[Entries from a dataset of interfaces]
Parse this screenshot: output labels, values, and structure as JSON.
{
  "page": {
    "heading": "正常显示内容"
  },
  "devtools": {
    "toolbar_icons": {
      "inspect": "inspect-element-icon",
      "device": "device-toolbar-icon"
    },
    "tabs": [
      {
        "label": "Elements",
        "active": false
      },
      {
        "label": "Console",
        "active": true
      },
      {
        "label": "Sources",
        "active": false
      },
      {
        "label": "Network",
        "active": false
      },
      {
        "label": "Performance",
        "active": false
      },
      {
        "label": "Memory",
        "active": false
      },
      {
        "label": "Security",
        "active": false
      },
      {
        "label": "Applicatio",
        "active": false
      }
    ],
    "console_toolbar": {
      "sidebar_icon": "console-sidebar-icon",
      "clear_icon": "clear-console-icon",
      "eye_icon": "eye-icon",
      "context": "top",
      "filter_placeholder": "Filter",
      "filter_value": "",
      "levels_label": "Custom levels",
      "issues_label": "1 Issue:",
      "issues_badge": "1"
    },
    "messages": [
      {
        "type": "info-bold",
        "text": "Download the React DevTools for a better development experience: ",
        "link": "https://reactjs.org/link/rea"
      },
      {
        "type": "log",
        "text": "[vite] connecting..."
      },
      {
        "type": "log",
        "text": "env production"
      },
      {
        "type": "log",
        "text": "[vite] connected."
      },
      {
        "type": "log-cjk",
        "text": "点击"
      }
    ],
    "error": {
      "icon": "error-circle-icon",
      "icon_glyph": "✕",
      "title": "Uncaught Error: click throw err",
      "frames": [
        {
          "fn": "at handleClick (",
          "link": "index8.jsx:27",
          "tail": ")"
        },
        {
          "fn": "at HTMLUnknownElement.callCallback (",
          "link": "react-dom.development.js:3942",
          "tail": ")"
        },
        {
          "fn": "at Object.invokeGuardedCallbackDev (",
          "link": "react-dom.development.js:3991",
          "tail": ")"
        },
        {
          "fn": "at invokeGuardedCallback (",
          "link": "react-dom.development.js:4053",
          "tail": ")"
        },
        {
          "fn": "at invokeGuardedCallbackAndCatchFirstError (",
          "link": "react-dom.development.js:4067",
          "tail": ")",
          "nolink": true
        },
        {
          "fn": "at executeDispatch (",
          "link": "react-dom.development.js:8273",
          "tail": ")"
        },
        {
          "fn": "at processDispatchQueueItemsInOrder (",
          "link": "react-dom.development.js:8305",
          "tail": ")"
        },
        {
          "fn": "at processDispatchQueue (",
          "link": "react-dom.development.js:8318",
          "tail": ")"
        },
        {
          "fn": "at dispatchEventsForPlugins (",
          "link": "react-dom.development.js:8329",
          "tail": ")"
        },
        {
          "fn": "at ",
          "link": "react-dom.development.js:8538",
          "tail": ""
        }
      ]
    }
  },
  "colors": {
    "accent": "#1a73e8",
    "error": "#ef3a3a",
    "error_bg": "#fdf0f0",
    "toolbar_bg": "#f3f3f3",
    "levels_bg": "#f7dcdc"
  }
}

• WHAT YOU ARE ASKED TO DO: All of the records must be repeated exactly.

• ANSWER BOX:
Parse this screenshot: output labels, values, and structure as JSON.
{
  "page": {
    "heading": "正常显示内容"
  },
  "devtools": {
    "toolbar_icons": {
      "inspect": "inspect-element-icon",
      "device": "device-toolbar-icon"
    },
    "tabs": [
      {
        "label": "Elements",
        "active": false
      },
      {
        "label": "Console",
        "active": true
      },
      {
        "label": "Sources",
        "active": false
      },
      {
        "label": "Network",
        "active": false
      },
      {
        "label": "Performance",
        "active": false
      },
      {
        "label": "Memory",
        "active": false
      },
      {
        "label": "Security",
        "active": false
      },
      {
        "label": "Applicatio",
        "active": false
      }
    ],
    "console_toolbar": {
      "sidebar_icon": "console-sidebar-icon",
      "clear_icon": "clear-console-icon",
      "eye_icon": "eye-icon",
      "context": "top",
      "filter_placeholder": "Filter",
      "filter_value": "",
      "levels_label": "Custom levels",
      "issues_label": "1 Issue:",
      "issues_badge": "1"
    },
    "messages": [
      {
        "type": "info-bold",
        "text": "Download the React DevTools for a better development experience: ",
        "link": "https://reactjs.org/link/rea"
      },
      {
        "type": "log",
        "text": "[vite] connecting..."
      },
      {
        "type": "log",
        "text": "env production"
      },
      {
        "type": "log",
        "text": "[vite] connected."
      },
      {
        "type": "log-cjk",
        "text": "点击"
      }
    ],
    "error": {
      "icon": "error-circle-icon",
      "icon_glyph": "✕",
      "title": "Uncaught Error: click throw err",
      "frames": [
        {
          "fn": "at handleClick (",
          "link": "index8.jsx:27",
          "tail": ")"
        },
        {
          "fn": "at HTMLUnknownElement.callCallback (",
          "link": "react-dom.development.js:3942",
          "tail": ")"
        },
        {
          "fn": "at Object.invokeGuardedCallbackDev (",
          "link": "react-dom.development.js:3991",
          "tail": ")"
        },
        {
          "fn": "at invokeGuardedCallback (",
          "link": "react-dom.development.js:4053",
          "tail": ")"
        },
        {
          "fn": "at invokeGuardedCallbackAndCatchFirstError (",
          "link": "react-dom.development.js:4067",
          "tail": ")",
          "nolink": true
        },
        {
          "fn": "at executeDispatch (",
          "link": "react-dom.development.js:8273",
          "tail": ")"
        },
        {
          "fn": "at processDispatchQueueItemsInOrder (",
          "link": "react-dom.development.js:8305",
          "tail": ")"
        },
        {
          "fn": "at processDispatchQueue (",
          "link": "react-dom.development.js:8318",
          "tail": ")"
        },
        {
          "fn": "at dispatchEventsForPlugins (",
          "link": "react-dom.development.js:8329",
          "tail": ")"
        },
        {
          "fn": "at ",
          "link": "react-dom.development.js:8538",
          "tail": ""
        }
      ]
    }
  },
  "colors": {
    "accent": "#1a73e8",
    "error": "#ef3a3a",
    "error_bg": "#fdf0f0",
    "toolbar_bg": "#f3f3f3",
    "levels_bg": "#f7dcdc"
  }
}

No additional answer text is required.